In one scene, the actor Hugh Jackman was photographed in a bathtub at Claridge’s Hotel in London. He was fully clothed and looked marginally more stupid than he does dressed as the genetically mutated wolf man Wolverine, but that is not the point. “Come and see how handsome you are, Hugh,” cooed a Vogue woman. I wouldn’t have minded Jackman preening over an image of himself in private, but this exposed a truth: some journalism is celebrity PR.

Elsewhere, Kate Moss did a shoot wearing clothes that belonged to the Rolling Stones. It was based, she said, on a well-known shoot that they once did “in exile”. She meant tax exile, which was funny.

That Vogue, which is still, at least nominally, a magazine, should devote itself to this junk is not excused by an intellectual curiosity so dulled that one executive said that New York Fashion Week had “a sort of Lego element to it”.

British Vogue is edited by Alexandra Shulman, and in the manner of print media with long-standing editors – she has been there for 24 years – it is, in essence, a cult. In this case, a passive-aggressive-ocracy. (People are always surprised to learn that magazines are tyrannies, but there it is.)

I do not know whether Shulman wanted Macer there or not, or whether she didn’t have the clout to stop it, but once he was in, she treated him with the bored derision of a woman contemplating a ball gown chewed by moths. Shulman has the face of a woman who should get out while she can. In her only revealing scene, she had to choose between two front covers. One was “artistic” because it showed Kate Moss’s knickers; the other was unthreatening because it showed only Kate Moss’s face. “My heart is never allowed to rule,” she said, and she laughed. But I think she meant it.

She lied to Macer, too, holding fake meetings about fake covers so the world would not learn that Vogue had, by its cracked standards, a huge scoop: the Duchess of Cambridge would appear on the cover of the 100th-anniversary issue in a hat.

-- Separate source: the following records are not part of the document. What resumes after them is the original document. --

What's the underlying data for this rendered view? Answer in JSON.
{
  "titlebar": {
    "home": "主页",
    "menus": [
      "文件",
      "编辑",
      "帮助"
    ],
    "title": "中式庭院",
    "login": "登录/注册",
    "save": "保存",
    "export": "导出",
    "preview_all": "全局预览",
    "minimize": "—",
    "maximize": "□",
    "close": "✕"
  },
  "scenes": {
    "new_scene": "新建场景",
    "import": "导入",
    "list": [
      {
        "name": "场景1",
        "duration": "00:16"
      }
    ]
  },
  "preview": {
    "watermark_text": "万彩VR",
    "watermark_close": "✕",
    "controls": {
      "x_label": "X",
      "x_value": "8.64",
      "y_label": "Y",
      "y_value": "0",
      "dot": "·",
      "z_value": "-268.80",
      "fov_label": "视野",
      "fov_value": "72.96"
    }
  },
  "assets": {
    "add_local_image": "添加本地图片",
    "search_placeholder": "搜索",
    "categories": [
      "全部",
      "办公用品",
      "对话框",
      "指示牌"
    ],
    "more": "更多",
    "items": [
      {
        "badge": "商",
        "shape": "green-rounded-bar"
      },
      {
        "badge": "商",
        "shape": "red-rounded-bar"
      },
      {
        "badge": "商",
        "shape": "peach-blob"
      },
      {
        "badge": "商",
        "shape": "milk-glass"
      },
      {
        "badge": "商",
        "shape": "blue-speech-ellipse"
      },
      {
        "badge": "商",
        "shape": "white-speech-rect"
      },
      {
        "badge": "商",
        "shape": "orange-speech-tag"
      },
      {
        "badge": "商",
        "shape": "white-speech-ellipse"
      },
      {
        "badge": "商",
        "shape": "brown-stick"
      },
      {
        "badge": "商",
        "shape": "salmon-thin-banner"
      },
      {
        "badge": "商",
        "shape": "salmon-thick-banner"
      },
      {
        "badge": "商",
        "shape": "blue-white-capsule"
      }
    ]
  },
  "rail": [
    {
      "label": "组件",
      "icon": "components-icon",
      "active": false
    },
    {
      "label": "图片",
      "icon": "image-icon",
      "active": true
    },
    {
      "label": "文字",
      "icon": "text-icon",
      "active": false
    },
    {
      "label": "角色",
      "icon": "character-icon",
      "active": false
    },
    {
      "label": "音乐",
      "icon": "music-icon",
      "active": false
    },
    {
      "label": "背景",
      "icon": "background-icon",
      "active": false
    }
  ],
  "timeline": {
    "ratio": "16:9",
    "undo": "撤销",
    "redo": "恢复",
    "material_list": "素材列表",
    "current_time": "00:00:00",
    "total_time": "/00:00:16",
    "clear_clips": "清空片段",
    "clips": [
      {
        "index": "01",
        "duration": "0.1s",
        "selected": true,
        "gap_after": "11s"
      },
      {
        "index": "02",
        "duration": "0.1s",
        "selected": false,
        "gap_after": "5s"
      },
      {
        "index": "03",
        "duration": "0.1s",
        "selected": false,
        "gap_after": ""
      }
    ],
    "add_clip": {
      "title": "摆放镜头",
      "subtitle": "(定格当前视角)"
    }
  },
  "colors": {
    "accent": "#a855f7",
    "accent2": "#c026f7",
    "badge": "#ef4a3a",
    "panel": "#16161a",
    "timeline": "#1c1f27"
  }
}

Absolutely Fashion also taught us, had we not known, that fashion is peopled by privileged creatures who are impervious to the extent of their privilege and who are, therefore, bad journalists, because they cannot even effectively interview themselves. For instance, the photographer Mary McCartney, one of Paul’s daughters, told Macer that she had never got work because her father was a member of the Beatles.

To be oblivious to reality is essential in fashion. Everyone is equal under the skirt. Yet McCartney flourishes because of the doctrine of the age: the already prosperous are more worthy of prosperity.

Not everyone seemed so disingenuous. One woman described the search for the non-existent novelty as “exhausting”. She no longer believed in the cult.

Absolutely Fashion, if you watch it critically, is more interesting than Macer perhaps allowed himself to dream. In its way, it embodied any fashion week anywhere: nasty, brutish and short. 

This article first appeared in the 22 September 2016 issue of the New Statesman, The New Times